To put the find into some sort of context, Stephen was interviewed over the phone by BBC Radio 4 on 16th and you can hear the resultant 3-4 min. passage in the arts programme, ‘Front Line’, (available on the i-player: wait until it has loaded, then fast forward to 17:48′)

One of the new haiku is:

karakasa mo bakete me no aru tsukiyo kana

The torn paper umbrella
has just become a ghoul …
with moonlit eyes!

(trans. SHG)

Sumiya Visit and Haibun Reading

Posted in Autumn, Event report, Haibun with tags , on December 9, 2014 by Tito


Morning, Nov. 15, 2014. Some Hailstone poets, with special guest, Maggie Chula, on a visit from Oregon, were given a lengthy tour of Kyoto’s largest and finest ageya, Sumiya, in Shimabara district. Our enthusiastic guide was Mr. Kiyo Nakagawa, whose family has owned the huge wooden banqueting establishment since 1641, a few years before Basho was born. The 7th proprietor, Tokuya, was a member of Buson’s haikai circle. With his poet friends, Buson used to come here quite often to eat and relax in the company of geishas and taiyu (geisha queens). He thought of it as his ‘Peach Blossom Spring’. As a result, the house owns several Buson paintings and documents, a few of which we were shown.

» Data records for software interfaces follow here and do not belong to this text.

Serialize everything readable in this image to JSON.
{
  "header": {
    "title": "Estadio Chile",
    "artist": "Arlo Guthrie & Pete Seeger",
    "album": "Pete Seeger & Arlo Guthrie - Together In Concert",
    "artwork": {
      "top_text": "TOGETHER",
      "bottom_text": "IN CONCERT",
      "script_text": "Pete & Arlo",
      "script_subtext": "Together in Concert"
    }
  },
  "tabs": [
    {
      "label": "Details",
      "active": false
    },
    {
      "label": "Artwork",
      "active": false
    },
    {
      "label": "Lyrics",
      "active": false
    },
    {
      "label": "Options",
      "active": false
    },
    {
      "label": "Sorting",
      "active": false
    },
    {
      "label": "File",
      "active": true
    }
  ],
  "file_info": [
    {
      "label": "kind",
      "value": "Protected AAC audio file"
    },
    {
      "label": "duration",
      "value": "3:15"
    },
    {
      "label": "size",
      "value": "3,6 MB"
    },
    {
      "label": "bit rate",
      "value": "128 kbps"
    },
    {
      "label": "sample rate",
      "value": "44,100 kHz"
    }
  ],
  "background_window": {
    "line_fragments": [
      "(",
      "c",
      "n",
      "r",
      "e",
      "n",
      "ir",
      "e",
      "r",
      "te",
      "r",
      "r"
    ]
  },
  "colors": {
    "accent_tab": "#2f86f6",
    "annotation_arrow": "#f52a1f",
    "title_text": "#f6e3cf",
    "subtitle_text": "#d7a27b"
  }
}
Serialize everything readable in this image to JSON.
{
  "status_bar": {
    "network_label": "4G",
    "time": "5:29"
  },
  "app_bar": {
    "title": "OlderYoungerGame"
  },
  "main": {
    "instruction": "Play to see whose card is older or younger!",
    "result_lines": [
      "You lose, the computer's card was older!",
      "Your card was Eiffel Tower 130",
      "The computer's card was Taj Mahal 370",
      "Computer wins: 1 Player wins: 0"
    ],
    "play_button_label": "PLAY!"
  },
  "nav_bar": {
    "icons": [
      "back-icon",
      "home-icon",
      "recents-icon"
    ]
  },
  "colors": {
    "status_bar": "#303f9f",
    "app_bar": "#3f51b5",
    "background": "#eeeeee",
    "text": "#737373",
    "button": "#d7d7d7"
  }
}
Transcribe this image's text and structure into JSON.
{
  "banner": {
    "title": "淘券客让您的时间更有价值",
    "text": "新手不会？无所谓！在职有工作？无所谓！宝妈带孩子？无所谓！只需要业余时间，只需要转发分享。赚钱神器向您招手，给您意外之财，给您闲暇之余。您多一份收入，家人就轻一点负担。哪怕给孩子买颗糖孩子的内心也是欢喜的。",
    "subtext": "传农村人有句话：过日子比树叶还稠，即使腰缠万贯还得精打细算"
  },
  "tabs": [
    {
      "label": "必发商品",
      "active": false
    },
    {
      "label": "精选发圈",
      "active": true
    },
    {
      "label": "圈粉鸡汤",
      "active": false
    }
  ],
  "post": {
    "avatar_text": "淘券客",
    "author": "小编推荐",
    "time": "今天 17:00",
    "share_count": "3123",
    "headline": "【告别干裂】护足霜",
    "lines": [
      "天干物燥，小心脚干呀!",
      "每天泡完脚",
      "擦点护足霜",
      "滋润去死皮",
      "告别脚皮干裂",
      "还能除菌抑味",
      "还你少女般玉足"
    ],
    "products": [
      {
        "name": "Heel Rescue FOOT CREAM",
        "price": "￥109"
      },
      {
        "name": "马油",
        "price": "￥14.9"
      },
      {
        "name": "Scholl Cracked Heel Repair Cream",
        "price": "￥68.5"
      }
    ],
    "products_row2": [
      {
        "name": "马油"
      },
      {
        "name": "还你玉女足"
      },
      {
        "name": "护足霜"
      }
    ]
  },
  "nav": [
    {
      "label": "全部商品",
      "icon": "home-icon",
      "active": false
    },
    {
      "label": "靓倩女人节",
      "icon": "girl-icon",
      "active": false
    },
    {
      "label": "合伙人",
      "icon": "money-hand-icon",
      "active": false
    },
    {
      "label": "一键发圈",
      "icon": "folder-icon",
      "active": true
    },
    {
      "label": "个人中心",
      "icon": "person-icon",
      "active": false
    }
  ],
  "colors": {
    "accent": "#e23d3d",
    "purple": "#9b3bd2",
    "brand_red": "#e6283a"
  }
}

g l e a m
of black polished pillars —
the entertainment house
(Kyoko Nozaki)

The exquisite aesthetics of the era were to be enjoyed in every room, including the enormous kitchen. One can now only imagine the taste of the dishes prepared there and then served on beautiful lacquer trays to the merry guests. Sumiya_FacadeSumiya_KitchenWhen we finally emerged for a view of the garden, we could not believe that a full two hours had passed.  Sumiya_Warm_Those_ToesOnce our frozen toes had revived, we walked off briskly to a lunch in the autumnal Umenokouji Park nearby.

Of the initial 16 participants, 4 now disappeared and, at Ryukoku University’s beautiful Meiji period Omiya campus, we were joined by Icebox assistant editor, Gerald (aka Duro Jaiye) from Singapore and the Stamm sisters from Seattle. John Dougill welcomed us there in the seminar room. KC4F0007Some Buson haiku were shared before settling into a haibun session. Pieces read included A Visit to Uji by Buson and the 2014 Genjuan Haibun Grand Prix-winning, Well of Beauty, by Margaret Chula. MC -Others who read their haibun included Ursula Maierl, Hisashi Miyazaki, Richard Steiner, Duro Jaiye and Tito.Duro and Tito -

There was some inter-esting discuss-ion of the quite separate developments of Japanese and English haibun traditions, but somehow we all came to feel that Buson would not have felt out-of-place in our company that day.



The mountain darkens —
scarlet is leached
from its autumn leaves

sekirei & hamanasu

Posted in Haiku, Japanese Classic, Summer with tags on July 24, 2014 by Tito

Buson had once written sekirei no/ o ya Hashidate wo/ ato nimotsu 

Tail of a wagtail—
Left behind in Hashidate
My luggage
…………. (trans. Makoto Ueda)

Today, I walked the same strand as he had done one quarter of a millennium before and found myself humming

Before a sea of Prussian blue
Hips of the wild rose …

…………. (Amanohashidate, 23.7.14)